Three weeks after his death, Judge Drew was lauded at a memorial service at the Webster Parish Courthouse for his dedication to the law:

"Judge Drew was moved by a jealousy of the law. To him, law was the pillar of fire by night and smoke by day, ever leading him onward to the fulness of law, maturing in justice."[3]

References[edit]
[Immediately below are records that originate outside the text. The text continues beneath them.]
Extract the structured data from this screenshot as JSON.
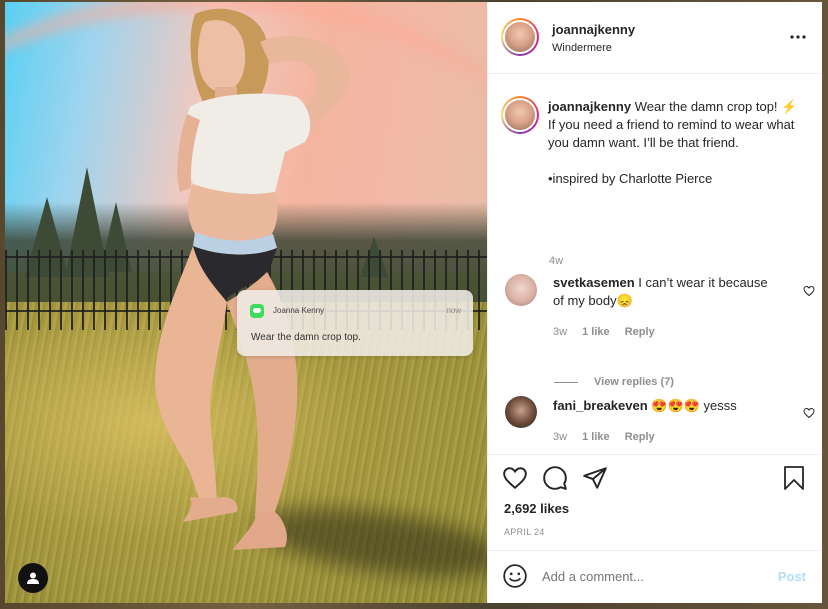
{
  "post": {
    "username": "joannajkenny",
    "location": "Windermere",
    "more_label": "•••",
    "caption_username": "joannajkenny",
    "caption_lines": [
      "Wear the damn crop top! ⚡",
      "If you need a friend to remind to wear what you damn want. I’ll be that friend.",
      "",
      "•inspired by Charlotte Pierce"
    ],
    "caption_age": "4w",
    "likes": "2,692 likes",
    "date": "APRIL 24",
    "add_comment_placeholder": "Add a comment...",
    "post_label": "Post"
  },
  "photo_overlay": {
    "sender": "Joanna Kenny",
    "time": "now",
    "message": "Wear the damn crop top."
  },
  "comments": [
    {
      "username": "svetkasemen",
      "text": "I can’t wear it because of my body😞",
      "age": "3w",
      "likes": "1 like",
      "reply": "Reply",
      "view_replies": "View replies (7)"
    },
    {
      "username": "fani_breakeven",
      "text": "😍😍😍 yesss",
      "age": "3w",
      "likes": "1 like",
      "reply": "Reply"
    }
  ],
  "colors": {
    "accent_post": "#b2dffc",
    "muted": "#8e8e8e",
    "text": "#262626"
  },
  "icons": [
    "heart-icon",
    "comment-icon",
    "share-icon",
    "bookmark-icon",
    "emoji-icon",
    "more-icon",
    "account-icon"
  ]
}
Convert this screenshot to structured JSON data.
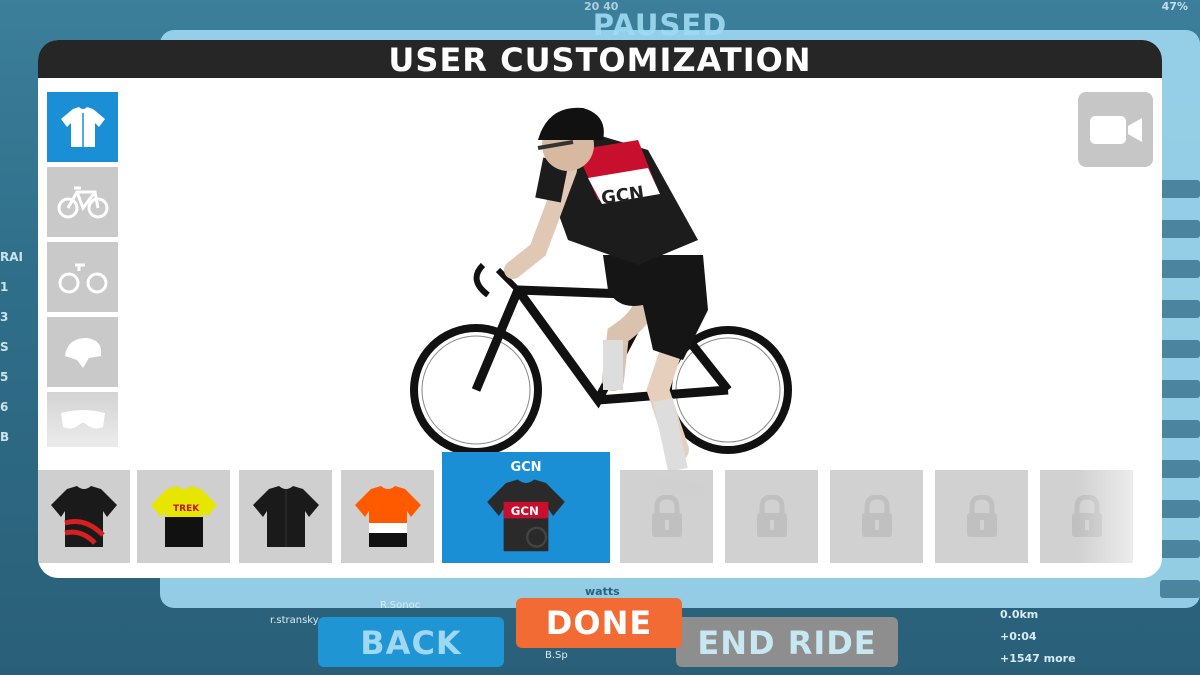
{
  "background": {
    "paused_title": "PAUSED",
    "speed_readout": "20 40",
    "grade_percent": "47%",
    "watts_label": "watts",
    "left_positions": [
      "RAI",
      "1",
      "3",
      "S",
      "5",
      "6",
      "B"
    ],
    "bottom_names": [
      "r.stransky",
      "B.Sp",
      "R.Sonoc"
    ],
    "right_stats": [
      "0.0km",
      "+0:04",
      "+1547 more"
    ]
  },
  "modal": {
    "title": "USER CUSTOMIZATION",
    "tabs": [
      {
        "name": "jersey",
        "icon": "jersey-icon"
      },
      {
        "name": "frame",
        "icon": "bike-frame-icon"
      },
      {
        "name": "wheels",
        "icon": "wheels-icon"
      },
      {
        "name": "helmet",
        "icon": "helmet-icon"
      },
      {
        "name": "glasses",
        "icon": "glasses-icon"
      }
    ],
    "active_tab": "jersey",
    "camera_icon": "camera-icon"
  },
  "jerseys": [
    {
      "label": "",
      "colors": [
        "#1a1a1a",
        "#d42020"
      ],
      "locked": false
    },
    {
      "label": "",
      "colors": [
        "#e6e600",
        "#111111"
      ],
      "locked": false
    },
    {
      "label": "",
      "colors": [
        "#1a1a1a",
        "#1a1a1a"
      ],
      "locked": false
    },
    {
      "label": "",
      "colors": [
        "#ff5a00",
        "#111111"
      ],
      "locked": false
    },
    {
      "label": "GCN",
      "colors": [
        "#c8102e",
        "#2a2a2a"
      ],
      "locked": false,
      "selected": true
    },
    {
      "label": "",
      "locked": true
    },
    {
      "label": "",
      "locked": true
    },
    {
      "label": "",
      "locked": true
    },
    {
      "label": "",
      "locked": true
    },
    {
      "label": "",
      "locked": true
    }
  ],
  "buttons": {
    "back": "BACK",
    "done": "DONE",
    "end_ride": "END RIDE"
  },
  "colors": {
    "accent_blue": "#1a8fd6",
    "done_orange": "#f26b34",
    "header_dark": "#262626"
  }
}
  1. ^ "Drew Family". mindenmemories.org. Retrieved June 5, 2011. 
  2. ^ "Social Security Death Index". ssdi.rootsweb.ancestry.com. Retrieved June 4, 2011. 
  3. ^ a b c d e "Memorial Services for Judge H. Drew Conducted Thursday", Minden Herald, September 22, 1950, pp. 1-2
  4. ^ "Western District of Louisiana --About Us". justice.gov. Retrieved June 5, 2011. 
  5. ^ "Humphrey, McClendon, Price Nominated", Minden Press, July 25, 1960, p. 1
  6. ^ Louisiana State University Tigers, 1909 team roster
  7. ^ Statement of Judge Harmon Drew, Jr., 2006
  8. ^ List of District Attorneys of Webster Parish, Webster Parish Centennial Booklet, 1971, Webster Parish Police Jury publication
  9. ^ Marilyn Miller, Sons of Darkness Sons of Light (Many, Louisiana: Sweet Dreams Publishing Co., 2000), pp. Foreword, 1-4, ISBN 1-893693-09-0
  10. ^ Miller, Sons of Darkness Sons of Light, pp, 187-188, 193
  11. ^ Miller, Sons of Darkness Sons of Light, pp. 187, 193
  12. ^ List of Judges of Webster Parish, Webster Parish Centennial Booklet, 1971
  13. ^ Kennon advertisement, Minden Press, January 4, 1952, p. 5
  14. ^ "Long Fails to Make Attack Here: Silent on Charges against Judge Drew and New Deal Group," Minden Herald, November 10, 1933, p. 1
  15. ^ "Investigation of Saturday's Killing Held by Coroner's Jury", Minden Herald, November 17, 1933, p. 1
  16. ^ "Connell Fort Dies Saturday Night at His Residence Here: Was Great Civic Worker and Builder of This City," Webster Signal-Tribune, March 5, 1937, pp. 1, 6
  17. ^ "Richard Drew Carey". Shreveport Times. Retrieved December 2, 2013. 
  18. ^ Obituary of R. Harmon Drew, Sr., obituary, Minden Press-Herald, December 19, 1995
Political offices
Preceded by
Thomas W. Robertson
District Attorney of Webster Parish

Harmon Caldwell Drew
1916–1924

Succeeded by
W. D. Goff
Preceded by
John S. Richardson
Judge of the 26th Judicial District of Bossier and Webster parishes

Harmon Caldwell Drew
1927–1930

Succeeded by
J. Frank McInnis
Preceded by
Missing
Judge of the Second District of the Louisiana Circuit Court of Appeal in Shreveport

Harmon Caldwell Drew
1930-1945

Succeeded by
Robert F. Kennon